*What you should do*
Without copying any picture, return all lines below exactly.

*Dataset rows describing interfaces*
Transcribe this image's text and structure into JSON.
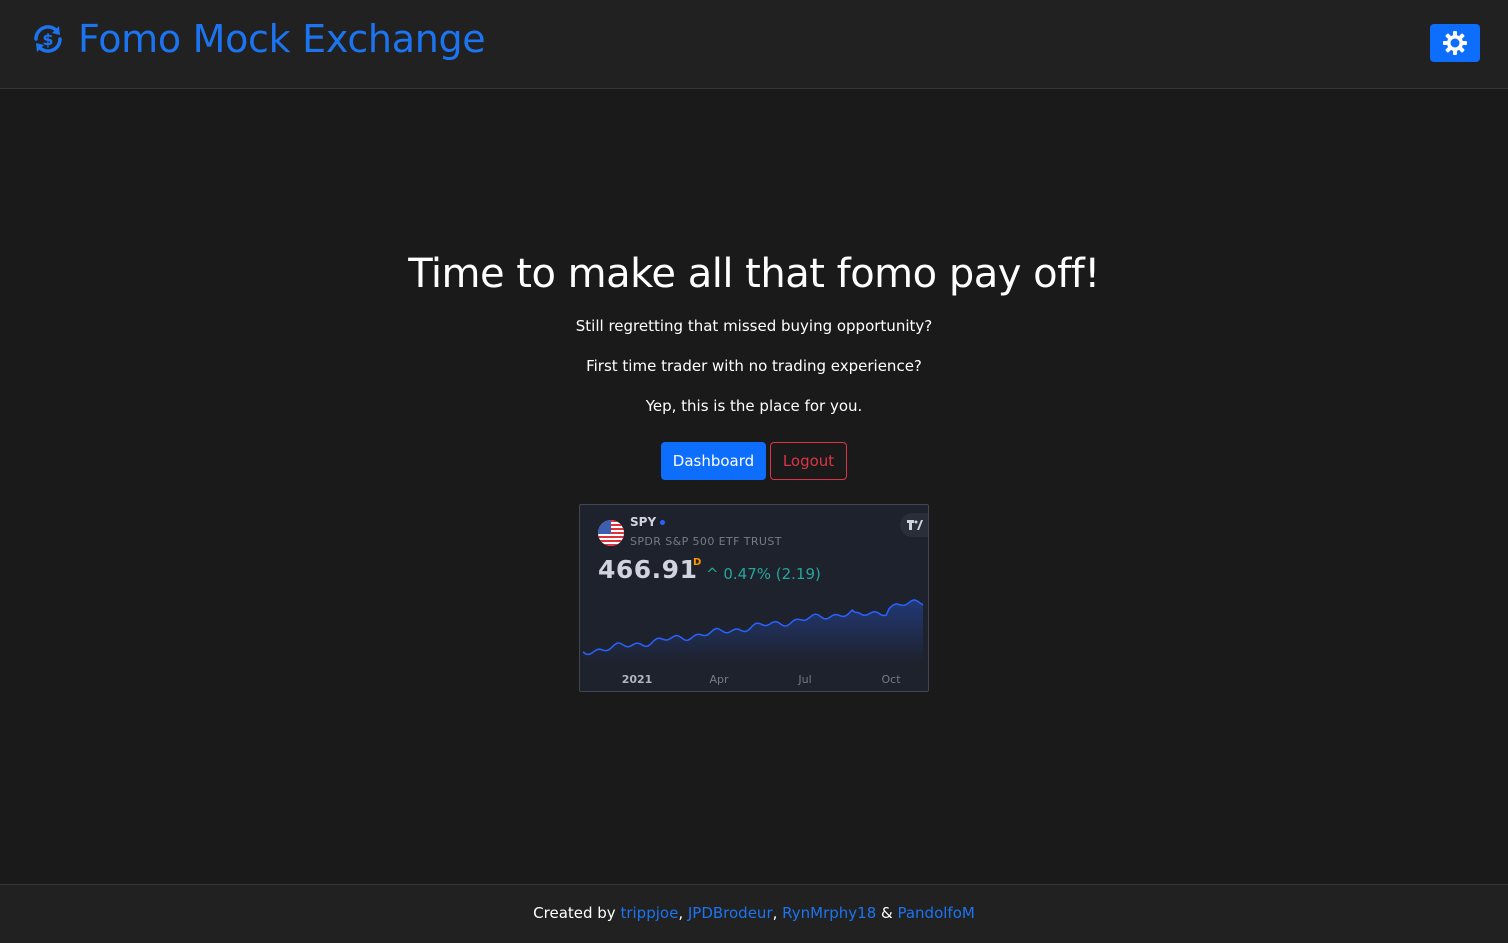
{
  "header": {
    "brand_name": "Fomo Mock Exchange",
    "brand_icon": "dollar-sync-icon",
    "theme_toggle_icon": "sun-gear-icon"
  },
  "hero": {
    "title": "Time to make all that fomo pay off!",
    "line1": "Still regretting that missed buying opportunity?",
    "line2": "First time trader with no trading experience?",
    "line3": "Yep, this is the place for you."
  },
  "actions": {
    "dashboard_label": "Dashboard",
    "logout_label": "Logout"
  },
  "widget": {
    "symbol": "SPY",
    "description": "SPDR S&P 500 ETF TRUST",
    "price": "466.91",
    "period": "D",
    "change": "^ 0.47% (2.19)",
    "line_color": "#2962ff",
    "x_labels": [
      "2021",
      "Apr",
      "Jul",
      "Oct"
    ]
  },
  "footer": {
    "prefix": "Created by ",
    "authors": [
      "trippjoe",
      "JPDBrodeur",
      "RynMrphy18",
      "PandolfoM"
    ],
    "sep1": ", ",
    "sep2": ", ",
    "sep3": " & "
  },
  "colors": {
    "accent": "#1c74f0",
    "primary_button": "#0d6efd",
    "danger": "#dc3545",
    "background": "#1a1a1b",
    "navbar": "#212121",
    "positive_change": "#26a69a"
  }
}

*Your response*
Transcribe this image's text and structure into JSON.
{
  "header": {
    "brand_name": "Fomo Mock Exchange",
    "brand_icon": "dollar-sync-icon",
    "theme_toggle_icon": "sun-gear-icon"
  },
  "hero": {
    "title": "Time to make all that fomo pay off!",
    "line1": "Still regretting that missed buying opportunity?",
    "line2": "First time trader with no trading experience?",
    "line3": "Yep, this is the place for you."
  },
  "actions": {
    "dashboard_label": "Dashboard",
    "logout_label": "Logout"
  },
  "widget": {
    "symbol": "SPY",
    "description": "SPDR S&P 500 ETF TRUST",
    "price": "466.91",
    "period": "D",
    "change": "^ 0.47% (2.19)",
    "line_color": "#2962ff",
    "x_labels": [
      "2021",
      "Apr",
      "Jul",
      "Oct"
    ]
  },
  "footer": {
    "prefix": "Created by ",
    "authors": [
      "trippjoe",
      "JPDBrodeur",
      "RynMrphy18",
      "PandolfoM"
    ],
    "sep1": ", ",
    "sep2": ", ",
    "sep3": " & "
  },
  "colors": {
    "accent": "#1c74f0",
    "primary_button": "#0d6efd",
    "danger": "#dc3545",
    "background": "#1a1a1b",
    "navbar": "#212121",
    "positive_change": "#26a69a"
  }
}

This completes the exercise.